15) Album – Girls I was very, very resistant to this album at first. I knew it was fun and I knew that every single person I knew liked it. To me, this signaled that maybe the album was a little too easy to be great. Despite my desire to keep listening to it, I buried my adoration of Girls in the bottom of my hype-hating heart. Then, they put out a music video with microphone penises. The tide was turned, and I was officially won over. Yes, most of the songs on this album are fun and easy. But they’re also brilliant. It’s very difficult to write such well-constructed, upbeat songs, and the half-joking half-pleading vocals give the album a wonderful sarcastic edge. This is the album I’ll be giving my nephews when they’re teenagers, hoping that it’ll influence them enough to get into indie rock from the 2000s. I have full confidence that it will.
14) Face Control – Handsome Furs This album has been criminally overlooked. I don’t know how Dan Boeckner (of Wolf Parade) comes up with so many good songs, but there are really some astounding tracks on this album. I’m not normally a fan of the whole dancey rock with synths thing, but these songs are actually just very, very good. I think that’s why the general public who typically likes this dancey rock sort of thing that’s been so popular this year (I’m particularly thinking of Florence and the Machine and Phoenix, for example), hasn’t taken hold of this album in the same way- because the songs are good and a little more challenging than we usually expect from this genre. I don’t know. Maybe I watched the “I’m Confused” zombie music video one too many times, but I will defend this album’s awesomeness (without much coherent argument) to the bitter end.
MP3: “I’m Confused” – Handsome Furs
13) Bromst – Dan Deacon This album builds so slowly that the first audible sound doesn’t even begin until forty seconds have already passed. And, as said in my “Snookered” write-up, build is what this album is about. I think I like this album so very much because I’m so surprised how much Deacon has matured. His Santa Claus-like physique and jolly nature make him a figure to root for, but his wacky tunes and fun live show didn’t exactly make me think he’d ever produce such a stunning piece of art. But I’m so glad he proved me wrong, and it feel so good to love this album. Darker, more complex, grander, Bromst is incredible.

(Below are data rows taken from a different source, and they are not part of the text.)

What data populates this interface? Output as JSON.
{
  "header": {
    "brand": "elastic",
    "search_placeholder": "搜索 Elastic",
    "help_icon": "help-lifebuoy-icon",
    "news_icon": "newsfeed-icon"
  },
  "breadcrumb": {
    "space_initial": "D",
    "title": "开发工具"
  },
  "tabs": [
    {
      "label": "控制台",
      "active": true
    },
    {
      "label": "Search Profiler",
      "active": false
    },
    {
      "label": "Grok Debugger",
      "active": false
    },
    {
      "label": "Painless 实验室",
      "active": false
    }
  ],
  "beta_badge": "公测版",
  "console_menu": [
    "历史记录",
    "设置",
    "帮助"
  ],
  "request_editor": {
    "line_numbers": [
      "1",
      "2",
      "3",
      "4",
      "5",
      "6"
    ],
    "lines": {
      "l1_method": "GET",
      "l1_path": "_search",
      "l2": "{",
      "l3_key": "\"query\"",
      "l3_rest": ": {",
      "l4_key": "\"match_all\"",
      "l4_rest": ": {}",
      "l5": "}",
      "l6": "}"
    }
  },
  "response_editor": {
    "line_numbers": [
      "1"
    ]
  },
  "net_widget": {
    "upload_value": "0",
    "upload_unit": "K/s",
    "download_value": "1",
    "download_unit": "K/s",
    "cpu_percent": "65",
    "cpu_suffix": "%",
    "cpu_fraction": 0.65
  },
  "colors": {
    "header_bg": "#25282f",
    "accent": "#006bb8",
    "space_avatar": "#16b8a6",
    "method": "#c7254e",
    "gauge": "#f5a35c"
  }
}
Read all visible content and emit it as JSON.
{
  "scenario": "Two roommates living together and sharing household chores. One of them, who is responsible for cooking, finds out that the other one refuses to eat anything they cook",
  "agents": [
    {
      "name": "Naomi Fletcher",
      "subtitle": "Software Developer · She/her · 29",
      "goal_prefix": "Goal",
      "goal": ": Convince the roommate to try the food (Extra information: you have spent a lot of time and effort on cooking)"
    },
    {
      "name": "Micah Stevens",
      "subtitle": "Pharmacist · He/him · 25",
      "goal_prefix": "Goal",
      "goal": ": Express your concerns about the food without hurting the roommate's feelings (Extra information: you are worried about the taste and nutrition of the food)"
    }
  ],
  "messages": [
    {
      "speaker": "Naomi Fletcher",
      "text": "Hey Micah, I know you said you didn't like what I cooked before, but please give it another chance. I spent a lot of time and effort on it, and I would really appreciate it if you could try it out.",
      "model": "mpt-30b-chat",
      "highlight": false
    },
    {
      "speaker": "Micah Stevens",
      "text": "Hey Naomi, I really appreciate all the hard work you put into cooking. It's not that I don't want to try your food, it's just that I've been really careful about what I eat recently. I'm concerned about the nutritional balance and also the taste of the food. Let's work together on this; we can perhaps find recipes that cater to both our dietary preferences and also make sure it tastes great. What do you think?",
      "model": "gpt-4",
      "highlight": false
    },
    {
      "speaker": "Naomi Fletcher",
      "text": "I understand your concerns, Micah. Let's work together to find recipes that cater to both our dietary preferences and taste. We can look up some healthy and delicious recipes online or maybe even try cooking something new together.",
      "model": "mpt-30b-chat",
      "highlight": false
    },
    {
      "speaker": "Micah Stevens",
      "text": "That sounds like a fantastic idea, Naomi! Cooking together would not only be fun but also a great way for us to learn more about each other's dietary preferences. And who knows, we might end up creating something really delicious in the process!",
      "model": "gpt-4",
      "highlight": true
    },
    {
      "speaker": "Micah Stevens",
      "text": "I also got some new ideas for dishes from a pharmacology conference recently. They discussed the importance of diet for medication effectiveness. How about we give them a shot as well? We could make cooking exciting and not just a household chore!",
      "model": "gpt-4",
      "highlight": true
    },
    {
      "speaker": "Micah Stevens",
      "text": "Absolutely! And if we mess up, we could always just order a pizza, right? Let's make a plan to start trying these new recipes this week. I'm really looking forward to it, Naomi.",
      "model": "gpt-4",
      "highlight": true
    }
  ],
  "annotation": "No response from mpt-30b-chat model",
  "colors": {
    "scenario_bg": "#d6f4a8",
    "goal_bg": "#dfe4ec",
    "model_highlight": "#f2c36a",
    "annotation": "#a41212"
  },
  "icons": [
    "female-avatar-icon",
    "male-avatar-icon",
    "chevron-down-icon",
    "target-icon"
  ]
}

12) Bitte Orca – Dirty Projectors Yeah, it’s good. It’s really, really good. This is, in my estimation, the “best” album to come out this year (maybe MPP, but probably Bitte Orca). There’s not much I can really say about this that hasn’t been said. But, my favorite reason why this album is so innovative and important, is its amazing incorporation of female hip-hop vocal styles into Longstreth’s weird brand of guitar rock. It’s incredibly fitting that Beyonce was at their pool party show this summer. I hear Beyonce all over this album.
11) Power Move – Screaming Females I listened to this album a whole lot this year. It’s good. It’s definitely good. But looking back, I think the reason I’ve enjoyed it so much is because it’s really inspiring to hear such a good female lead guitar player. Not just a female guitar player, but a true female front-man, who really kicks serious ass, without being generally labeled as a “girl band.” Maybe that shouldn’t be a reason to pick this as my number eleven album of the year, but also, maybe it should be. Plus, these are some serious kick-ass harder rock songs no matter which way you slice it.